There are three modules to choose from, with the cabin view camera (likely used by taxi drivers who want to keep an eye on passengers) and rear view cam looking very similar. The Rear View cam has a zoomed lens so it can film through the rear window. A Rear Window camera is also available, which attaches to the rear window and has a new, more versatile magnetic mount with an adhesive fixture. Each module is £49.
So, now the important bit: price. We were very pleased to discover that the new range won't cost you an arm and a leg. In fact, it's priced just like the previous range. The 522GW is £149 and the cheapest of the models - the 122 - is £49. the 422GW is £129, the 322GW is £99 and the 222 is £69. Happy days.
In terms of apps, there's the MyNextbase Connect iOS app to edit and share footage, which we're told will be available for download on the May 13th 2019 for iPhone users. Android will follow a day or two later. Secondly, MyNextbase Cloud is a new storage system for your video files, this is free but videos are deleted after about 30 days. Finally, there's MyNextbase Player - which you can see above - which lets you see all sorts of data about your video files - including the route you've driven, speed etc.
If the Incident Aware feature is on, in the event of an accident the dash cam will lock the video file and send it to your smartphone. Your smartphone will then ask if you want to share this with your insurer. If so, you can send the footage straight to your insurance company with your insurance details and GPS location.
You can also buy a Nextbase hardwiring kit if you don't want to plug the dash cam into and out of the 12v socket in your car every time you use it. Not all drivers will need to do this, but some cars will find the battery drained if you leave anything plugged in for a few hours. A local Halfords branch will hardwire a dash camera fairly quickly at a reasonable price, although it is possible to do yourself - it's just more hassle.
There's nothing wrong with the 12v power cable, it actually features a blue light that indicates if the cable is fully plugged in and on - which is better than the previous cable. However, a dual-USB charger is more dynamic and would be a better choice if we were picking faults with the 522GW. You can buy a dual USB charger as an extra accessory from Nextbase, as well as polarising filters for lower spec models in the range (122, 222, 322GW, 422GW) and Micro SD cards because the dash cams don't come supplied with them.

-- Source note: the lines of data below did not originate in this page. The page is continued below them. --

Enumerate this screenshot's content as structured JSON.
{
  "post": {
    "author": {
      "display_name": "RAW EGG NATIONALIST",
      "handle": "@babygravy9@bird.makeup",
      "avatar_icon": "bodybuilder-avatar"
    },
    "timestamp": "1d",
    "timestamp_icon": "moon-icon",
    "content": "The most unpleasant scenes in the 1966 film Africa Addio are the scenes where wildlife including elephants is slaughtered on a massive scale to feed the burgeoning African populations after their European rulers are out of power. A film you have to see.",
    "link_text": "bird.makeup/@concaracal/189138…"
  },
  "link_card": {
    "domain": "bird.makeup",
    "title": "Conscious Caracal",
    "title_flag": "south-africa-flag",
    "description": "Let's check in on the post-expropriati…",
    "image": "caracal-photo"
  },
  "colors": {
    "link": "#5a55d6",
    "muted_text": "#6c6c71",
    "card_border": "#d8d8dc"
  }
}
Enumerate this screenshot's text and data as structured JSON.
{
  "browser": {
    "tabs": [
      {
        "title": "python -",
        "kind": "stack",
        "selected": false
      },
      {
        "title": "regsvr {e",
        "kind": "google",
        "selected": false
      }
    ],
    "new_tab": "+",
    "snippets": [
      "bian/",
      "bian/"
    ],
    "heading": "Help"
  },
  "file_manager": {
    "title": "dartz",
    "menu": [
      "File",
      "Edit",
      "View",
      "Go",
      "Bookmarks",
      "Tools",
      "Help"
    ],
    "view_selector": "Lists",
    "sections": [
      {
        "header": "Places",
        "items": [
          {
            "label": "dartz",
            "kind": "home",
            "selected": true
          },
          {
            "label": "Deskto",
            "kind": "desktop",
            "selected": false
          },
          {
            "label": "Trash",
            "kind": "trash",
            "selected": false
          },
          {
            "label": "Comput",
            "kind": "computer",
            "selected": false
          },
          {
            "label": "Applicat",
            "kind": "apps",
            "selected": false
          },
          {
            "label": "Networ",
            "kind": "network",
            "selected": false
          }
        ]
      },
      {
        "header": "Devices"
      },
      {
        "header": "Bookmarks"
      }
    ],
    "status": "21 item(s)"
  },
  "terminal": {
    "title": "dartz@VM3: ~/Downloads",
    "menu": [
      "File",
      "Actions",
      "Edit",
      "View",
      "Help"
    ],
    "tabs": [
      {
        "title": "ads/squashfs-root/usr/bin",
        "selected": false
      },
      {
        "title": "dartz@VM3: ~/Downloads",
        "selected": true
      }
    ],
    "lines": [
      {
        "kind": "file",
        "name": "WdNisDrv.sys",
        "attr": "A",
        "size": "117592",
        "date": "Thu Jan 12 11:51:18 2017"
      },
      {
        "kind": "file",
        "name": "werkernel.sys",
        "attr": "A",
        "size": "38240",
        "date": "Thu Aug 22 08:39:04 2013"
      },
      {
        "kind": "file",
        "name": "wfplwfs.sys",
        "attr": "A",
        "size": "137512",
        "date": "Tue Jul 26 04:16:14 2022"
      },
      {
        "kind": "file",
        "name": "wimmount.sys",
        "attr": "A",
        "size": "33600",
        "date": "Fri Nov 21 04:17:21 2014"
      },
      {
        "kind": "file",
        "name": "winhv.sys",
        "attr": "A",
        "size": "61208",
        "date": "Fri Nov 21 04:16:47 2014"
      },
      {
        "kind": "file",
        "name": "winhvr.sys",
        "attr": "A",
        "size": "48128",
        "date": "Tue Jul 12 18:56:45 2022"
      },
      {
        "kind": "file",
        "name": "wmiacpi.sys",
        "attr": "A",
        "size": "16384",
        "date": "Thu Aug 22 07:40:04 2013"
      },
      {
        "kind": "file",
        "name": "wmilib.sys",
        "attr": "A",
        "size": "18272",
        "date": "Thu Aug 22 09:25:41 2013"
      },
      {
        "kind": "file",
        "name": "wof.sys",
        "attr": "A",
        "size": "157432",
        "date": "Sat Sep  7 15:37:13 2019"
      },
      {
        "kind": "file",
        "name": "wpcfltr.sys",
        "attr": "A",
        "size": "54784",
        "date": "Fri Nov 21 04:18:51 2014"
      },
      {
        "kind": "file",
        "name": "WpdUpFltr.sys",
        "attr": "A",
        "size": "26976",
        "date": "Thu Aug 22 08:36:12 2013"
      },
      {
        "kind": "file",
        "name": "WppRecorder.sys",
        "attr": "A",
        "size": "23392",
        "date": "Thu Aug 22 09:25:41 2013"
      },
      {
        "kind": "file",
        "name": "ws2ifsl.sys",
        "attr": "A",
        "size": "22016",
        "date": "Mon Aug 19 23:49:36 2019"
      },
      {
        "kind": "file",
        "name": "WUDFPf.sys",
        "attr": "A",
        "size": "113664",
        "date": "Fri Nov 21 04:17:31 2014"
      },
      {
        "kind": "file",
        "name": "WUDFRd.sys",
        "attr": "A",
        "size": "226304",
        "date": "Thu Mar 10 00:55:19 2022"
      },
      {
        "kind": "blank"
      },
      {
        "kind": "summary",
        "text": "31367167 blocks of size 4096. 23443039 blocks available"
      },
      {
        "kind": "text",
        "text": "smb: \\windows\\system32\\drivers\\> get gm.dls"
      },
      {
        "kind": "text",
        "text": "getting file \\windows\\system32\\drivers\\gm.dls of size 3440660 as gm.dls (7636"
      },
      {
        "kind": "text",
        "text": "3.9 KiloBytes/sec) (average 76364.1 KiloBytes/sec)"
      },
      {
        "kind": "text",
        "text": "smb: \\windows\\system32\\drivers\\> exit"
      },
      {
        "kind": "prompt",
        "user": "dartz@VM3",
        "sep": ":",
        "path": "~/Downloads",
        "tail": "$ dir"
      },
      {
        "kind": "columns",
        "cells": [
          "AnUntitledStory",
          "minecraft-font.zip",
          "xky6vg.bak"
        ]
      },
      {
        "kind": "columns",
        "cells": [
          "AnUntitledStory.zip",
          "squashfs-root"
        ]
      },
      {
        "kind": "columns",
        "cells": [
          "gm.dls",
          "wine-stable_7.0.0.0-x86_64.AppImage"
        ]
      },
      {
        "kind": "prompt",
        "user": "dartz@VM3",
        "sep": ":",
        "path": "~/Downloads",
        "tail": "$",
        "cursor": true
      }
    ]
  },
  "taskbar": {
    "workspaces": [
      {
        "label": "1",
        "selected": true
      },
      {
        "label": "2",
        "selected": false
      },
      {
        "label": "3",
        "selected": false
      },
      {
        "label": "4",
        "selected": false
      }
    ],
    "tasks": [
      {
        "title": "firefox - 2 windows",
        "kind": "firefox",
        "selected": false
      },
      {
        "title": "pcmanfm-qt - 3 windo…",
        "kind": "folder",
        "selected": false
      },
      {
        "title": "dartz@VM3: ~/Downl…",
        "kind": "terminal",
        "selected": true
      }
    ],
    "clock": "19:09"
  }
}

The new Nextbase range takes microSD cards up to 64GB - we're currently using 32GB microSD cards in ours. As for the batteries, they've been upgraded along with the rest of the dash cam hardware. They range now uses Lithium Polymer batteries (3.7V/320mAh) and intelligent battery charging with thermal cut out in the circuity – this ensures the batteries now charge at the correct rate depending on their temperature and dramatically prolongs their life.
Should I buy one?
If you're looking for the most feature-packed dash cam on the market - the Nextbase 522GW is it. It's simply head and shoulders above the rest. In short, we're very impressed with it and the new Series 2 range in general.
If you'd rather a simple dash cam without things like parking mode, time and speed stamping, Amazon Alexa etc - we'd have previously suggested cheaper alternatives (and we still do), but the 122 and 222 make good cases for themselves at £49 and £99. The 422GW is also a very good choice at £129, or if you want to move away from Nextbase dash cams, the 66W is a fantastic new option - which we recently reviewed - from Garmin.
However, taking the 25% SureThing! insurance discount into account, and the fact that many insurers now want GPS, time and speed stamping on submitted footage - the 522GW is a very smart option.